10 days to fly from Zambia to England

Frances Sinclair, Unlocking Our Sound Heritage (UOSH) volunteer uncovers audio of a journey from Africa to England just before the Second World War.

Photo of Frances Sinclair

Frances Sinclair

Unlocking Our Sound Heritage volunteer

It’s hard to imagine taking 10 days to fly from Africa to England as a single journey! Yes, I did say ten and fly.

But that’s what Gervais Clay tells us about going home between tours as a District Commissioner in Northern Rhodesia, now known as Zambia.

During a 1½ hour interview he and his wife, Betty, talk about life there as a new Oxford graduate, a new wife and raising a family together during the Second World War.

Gervais talks about travelling on the Imperial Airways’ Heracles, and it certainly looks more comfortable than my last budget airline flight! However, both he and the interviewer, Jill Chapman, describe the dreadful bumpiness of the flight, making them feel sick. Although, Gervais had another reason to feel unwell…

Image: Heracles class Imperial Airways cabin

So I think I’ll stick to modern planes with their comparatively smooth flights, even if they are cramped.

In addition the Heracles had to stop every two hours to refuel. During the day it would take off again straight away but they had to overnight in places such as Mbaya, Nairobi, Uganda, Khartoum, Cairo and Greece. This allowed for some sight-seeing…

Interestingly, Gervais talks about pre-war politics in his flight.
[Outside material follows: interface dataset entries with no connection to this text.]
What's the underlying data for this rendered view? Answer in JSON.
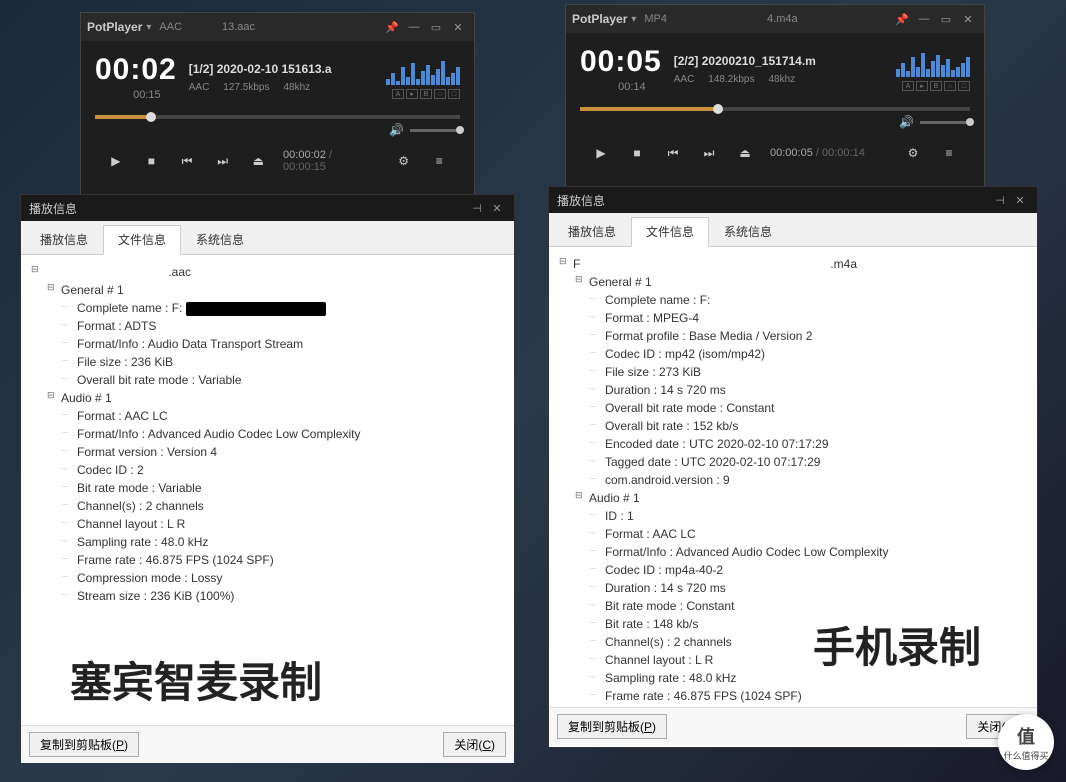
{
  "players": {
    "left": {
      "app": "PotPlayer",
      "tab_label": "AAC",
      "file_suffix": "13.aac",
      "big_time": "00:02",
      "duration_small": "00:15",
      "track_title": "[1/2] 2020-02-10 151613.a",
      "codec": "AAC",
      "bitrate": "127.5kbps",
      "samplerate": "48khz",
      "time_current": "00:00:02",
      "time_total": "00:00:15"
    },
    "right": {
      "app": "PotPlayer",
      "tab_label": "MP4",
      "file_suffix": "4.m4a",
      "big_time": "00:05",
      "duration_small": "00:14",
      "track_title": "[2/2] 20200210_151714.m",
      "codec": "AAC",
      "bitrate": "148.2kbps",
      "samplerate": "48khz",
      "time_current": "00:00:05",
      "time_total": "00:00:14"
    }
  },
  "info": {
    "window_title": "播放信息",
    "tabs": {
      "t1": "播放信息",
      "t2": "文件信息",
      "t3": "系统信息"
    },
    "footer": {
      "copy": "复制到剪贴板(P)",
      "close": "关闭(C)"
    },
    "left": {
      "root_suffix": ".aac",
      "general_header": "General # 1",
      "general": [
        "Complete name : F:",
        "Format : ADTS",
        "Format/Info : Audio Data Transport Stream",
        "File size : 236 KiB",
        "Overall bit rate mode : Variable"
      ],
      "audio_header": "Audio # 1",
      "audio": [
        "Format : AAC LC",
        "Format/Info : Advanced Audio Codec Low Complexity",
        "Format version : Version 4",
        "Codec ID : 2",
        "Bit rate mode : Variable",
        "Channel(s) : 2 channels",
        "Channel layout : L R",
        "Sampling rate : 48.0 kHz",
        "Frame rate : 46.875 FPS (1024 SPF)",
        "Compression mode : Lossy",
        "Stream size : 236 KiB (100%)"
      ]
    },
    "right": {
      "root_suffix": ".m4a",
      "general_header": "General # 1",
      "general": [
        "Complete name : F:",
        "Format : MPEG-4",
        "Format profile : Base Media / Version 2",
        "Codec ID : mp42 (isom/mp42)",
        "File size : 273 KiB",
        "Duration : 14 s 720 ms",
        "Overall bit rate mode : Constant",
        "Overall bit rate : 152 kb/s",
        "Encoded date : UTC 2020-02-10 07:17:29",
        "Tagged date : UTC 2020-02-10 07:17:29",
        "com.android.version : 9"
      ],
      "audio_header": "Audio # 1",
      "audio": [
        "ID : 1",
        "Format : AAC LC",
        "Format/Info : Advanced Audio Codec Low Complexity",
        "Codec ID : mp4a-40-2",
        "Duration : 14 s 720 ms",
        "Bit rate mode : Constant",
        "Bit rate : 148 kb/s",
        "Channel(s) : 2 channels",
        "Channel layout : L R",
        "Sampling rate : 48.0 kHz",
        "Frame rate : 46.875 FPS (1024 SPF)"
      ]
    }
  },
  "watermarks": {
    "w1": "塞宾智麦录制",
    "w2": "手机录制"
  },
  "badge": {
    "char": "值",
    "text": "什么值得买"
  }
}
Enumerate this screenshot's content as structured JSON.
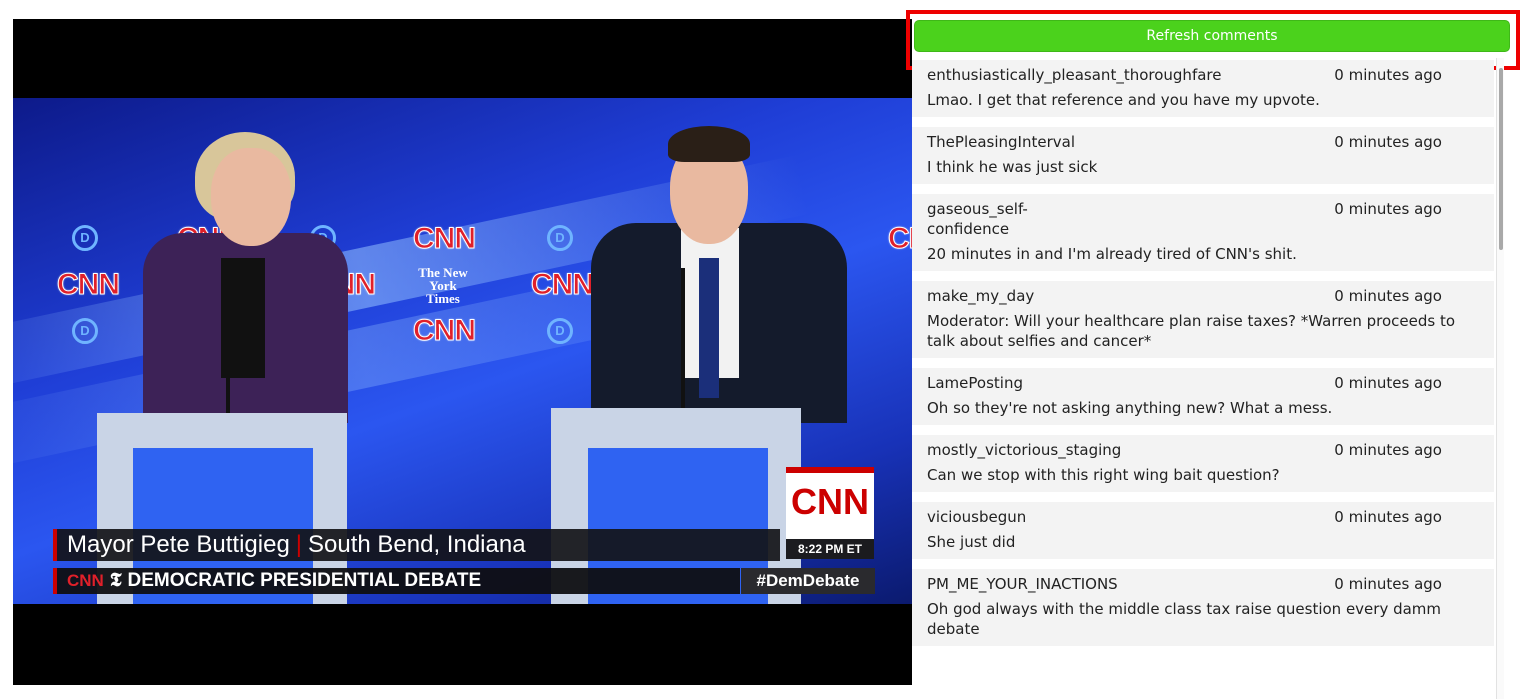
{
  "video": {
    "chyron_name": "Mayor Pete Buttigieg",
    "chyron_location": "South Bend, Indiana",
    "chyron_title": "DEMOCRATIC PRESIDENTIAL DEBATE",
    "chyron_logo": "CNN",
    "hashtag": "#DemDebate",
    "bug_logo": "CNN",
    "bug_time": "8:22 PM ET",
    "backdrop_logo": "CNN",
    "backdrop_dem": "D",
    "backdrop_nyt": "The New York Times"
  },
  "comments_panel": {
    "refresh_label": "Refresh comments",
    "refresh_color": "#4bd21c",
    "highlight_color": "#ee0000",
    "comments": [
      {
        "user": "enthusiastically_pleasant_thoroughfare",
        "time": "0 minutes ago",
        "text": "Lmao. I get that reference and you have my upvote."
      },
      {
        "user": "ThePleasingInterval",
        "time": "0 minutes ago",
        "text": "I think he was just sick"
      },
      {
        "user": "gaseous_self-confidence",
        "time": "0 minutes ago",
        "text": "20 minutes in and I'm already tired of CNN's shit."
      },
      {
        "user": "make_my_day",
        "time": "0 minutes ago",
        "text": "Moderator: Will your healthcare plan raise taxes? *Warren proceeds to talk about selfies and cancer*"
      },
      {
        "user": "LamePosting",
        "time": "0 minutes ago",
        "text": "Oh so they're not asking anything new? What a mess."
      },
      {
        "user": "mostly_victorious_staging",
        "time": "0 minutes ago",
        "text": "Can we stop with this right wing bait question?"
      },
      {
        "user": "viciousbegun",
        "time": "0 minutes ago",
        "text": "She just did"
      },
      {
        "user": "PM_ME_YOUR_INACTIONS",
        "time": "0 minutes ago",
        "text": "Oh god always with the middle class tax raise question every damm debate"
      }
    ]
  }
}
The occasion that he is describing is not long before the Second World War and Mussolini is in power.

After stopping over at the above places, they requested permission to fly over Italy.  Permission was granted on the condition that they used an Italian pilot but they declined, stopping in Brindisi and taking the train to Paris…

Every interview I work with at UOSH has at least one story that opens a window into a different life, or offers a different perspective on something that I thought I knew.

I love listening to people talk about their lives: the naive public-school educated Oxford graduate entering colonial service in Africa, the church-school educated girl in Bristol whose father got fined for keeping her at home to help with the books, the young man whose brother was so traumatised by the early bombing raids at Filton that he hid in the Hotwell tunnels for a week.

Every one of these personal stories, told in their own voices, gives us something that the history books never can – they give us a little piece of themselves.

Find out more about the Unlocking Our Sound Heritage project.